Top of SUPPLIED DATA

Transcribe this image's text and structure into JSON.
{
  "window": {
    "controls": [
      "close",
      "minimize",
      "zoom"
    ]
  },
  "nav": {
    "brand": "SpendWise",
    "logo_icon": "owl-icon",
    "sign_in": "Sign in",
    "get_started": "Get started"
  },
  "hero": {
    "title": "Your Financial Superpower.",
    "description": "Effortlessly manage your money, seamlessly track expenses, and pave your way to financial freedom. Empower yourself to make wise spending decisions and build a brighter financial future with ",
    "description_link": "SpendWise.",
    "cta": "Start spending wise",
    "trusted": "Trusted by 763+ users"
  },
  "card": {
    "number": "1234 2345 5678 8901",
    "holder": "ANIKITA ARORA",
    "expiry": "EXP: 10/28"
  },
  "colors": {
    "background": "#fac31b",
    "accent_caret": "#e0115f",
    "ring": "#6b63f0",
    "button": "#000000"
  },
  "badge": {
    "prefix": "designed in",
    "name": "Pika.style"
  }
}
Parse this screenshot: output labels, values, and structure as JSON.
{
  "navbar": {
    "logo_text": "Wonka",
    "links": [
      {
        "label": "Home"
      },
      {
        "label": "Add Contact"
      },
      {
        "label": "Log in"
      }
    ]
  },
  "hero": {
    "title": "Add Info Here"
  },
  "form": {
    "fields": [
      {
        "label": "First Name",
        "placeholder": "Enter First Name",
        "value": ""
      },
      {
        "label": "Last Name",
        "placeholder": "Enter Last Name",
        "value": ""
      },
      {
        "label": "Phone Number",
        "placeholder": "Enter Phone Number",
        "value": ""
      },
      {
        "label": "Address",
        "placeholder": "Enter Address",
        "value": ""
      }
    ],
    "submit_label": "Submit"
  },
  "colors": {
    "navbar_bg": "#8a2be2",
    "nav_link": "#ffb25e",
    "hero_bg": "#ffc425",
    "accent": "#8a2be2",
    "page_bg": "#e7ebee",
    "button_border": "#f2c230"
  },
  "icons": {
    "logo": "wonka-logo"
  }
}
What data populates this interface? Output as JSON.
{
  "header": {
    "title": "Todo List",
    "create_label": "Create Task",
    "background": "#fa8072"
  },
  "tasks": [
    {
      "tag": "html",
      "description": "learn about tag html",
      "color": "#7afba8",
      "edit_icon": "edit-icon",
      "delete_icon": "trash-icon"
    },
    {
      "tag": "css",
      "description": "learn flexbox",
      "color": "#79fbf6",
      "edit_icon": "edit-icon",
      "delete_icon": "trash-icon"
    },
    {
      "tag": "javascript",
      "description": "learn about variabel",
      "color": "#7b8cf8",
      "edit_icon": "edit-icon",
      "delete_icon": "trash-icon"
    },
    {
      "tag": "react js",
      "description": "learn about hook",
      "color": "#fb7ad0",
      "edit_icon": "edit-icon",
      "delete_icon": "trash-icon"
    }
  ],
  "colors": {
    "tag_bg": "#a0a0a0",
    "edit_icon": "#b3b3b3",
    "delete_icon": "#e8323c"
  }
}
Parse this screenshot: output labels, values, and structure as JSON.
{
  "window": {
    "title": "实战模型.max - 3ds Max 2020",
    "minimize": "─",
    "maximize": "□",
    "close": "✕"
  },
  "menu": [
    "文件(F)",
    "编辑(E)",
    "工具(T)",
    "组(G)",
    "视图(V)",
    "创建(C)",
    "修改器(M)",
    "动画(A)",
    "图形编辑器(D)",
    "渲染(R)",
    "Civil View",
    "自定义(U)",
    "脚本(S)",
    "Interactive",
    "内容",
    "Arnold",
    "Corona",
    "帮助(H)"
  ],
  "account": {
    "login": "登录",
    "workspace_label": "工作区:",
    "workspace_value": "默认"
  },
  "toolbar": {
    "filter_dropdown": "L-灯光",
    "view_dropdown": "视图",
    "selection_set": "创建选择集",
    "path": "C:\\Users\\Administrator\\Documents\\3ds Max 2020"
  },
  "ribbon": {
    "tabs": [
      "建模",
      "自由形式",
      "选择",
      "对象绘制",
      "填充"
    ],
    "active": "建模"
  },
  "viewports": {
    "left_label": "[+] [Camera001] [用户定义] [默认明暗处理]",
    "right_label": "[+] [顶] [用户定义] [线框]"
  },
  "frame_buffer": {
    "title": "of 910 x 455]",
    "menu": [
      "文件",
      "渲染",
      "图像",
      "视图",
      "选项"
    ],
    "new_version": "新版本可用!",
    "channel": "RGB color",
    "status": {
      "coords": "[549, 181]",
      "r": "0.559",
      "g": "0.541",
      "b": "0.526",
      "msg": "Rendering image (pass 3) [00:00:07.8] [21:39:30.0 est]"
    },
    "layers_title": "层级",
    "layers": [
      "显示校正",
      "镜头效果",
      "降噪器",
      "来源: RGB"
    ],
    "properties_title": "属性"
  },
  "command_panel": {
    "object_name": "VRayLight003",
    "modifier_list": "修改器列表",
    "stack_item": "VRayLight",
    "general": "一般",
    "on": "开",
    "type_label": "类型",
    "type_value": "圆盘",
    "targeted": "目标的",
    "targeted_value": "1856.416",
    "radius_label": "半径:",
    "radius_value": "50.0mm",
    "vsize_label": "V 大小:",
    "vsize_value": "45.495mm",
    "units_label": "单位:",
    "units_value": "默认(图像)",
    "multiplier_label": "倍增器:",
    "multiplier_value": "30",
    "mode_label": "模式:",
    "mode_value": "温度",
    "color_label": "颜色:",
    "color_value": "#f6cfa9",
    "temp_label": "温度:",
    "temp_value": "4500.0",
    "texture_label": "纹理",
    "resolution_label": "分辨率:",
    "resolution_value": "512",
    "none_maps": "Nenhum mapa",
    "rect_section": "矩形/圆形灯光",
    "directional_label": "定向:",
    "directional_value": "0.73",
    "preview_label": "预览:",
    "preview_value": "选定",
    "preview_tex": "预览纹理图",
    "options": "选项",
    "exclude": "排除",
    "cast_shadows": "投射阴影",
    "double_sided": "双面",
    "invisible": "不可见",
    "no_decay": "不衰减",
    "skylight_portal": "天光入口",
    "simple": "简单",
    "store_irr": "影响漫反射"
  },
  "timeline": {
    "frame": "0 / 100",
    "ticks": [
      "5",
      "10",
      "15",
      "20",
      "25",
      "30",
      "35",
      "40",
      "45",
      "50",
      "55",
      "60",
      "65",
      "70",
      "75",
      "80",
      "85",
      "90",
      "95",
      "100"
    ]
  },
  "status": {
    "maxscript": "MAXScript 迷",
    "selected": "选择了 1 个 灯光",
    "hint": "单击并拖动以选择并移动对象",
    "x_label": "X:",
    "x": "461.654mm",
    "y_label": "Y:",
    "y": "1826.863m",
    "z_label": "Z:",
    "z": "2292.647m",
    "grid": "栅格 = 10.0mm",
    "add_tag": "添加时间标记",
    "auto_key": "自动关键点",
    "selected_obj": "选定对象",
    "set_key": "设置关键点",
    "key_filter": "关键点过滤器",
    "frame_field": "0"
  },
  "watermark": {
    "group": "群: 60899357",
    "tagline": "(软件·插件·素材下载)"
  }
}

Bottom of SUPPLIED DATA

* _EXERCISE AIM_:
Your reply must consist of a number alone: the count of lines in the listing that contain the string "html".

* _TASK RESULT_:
2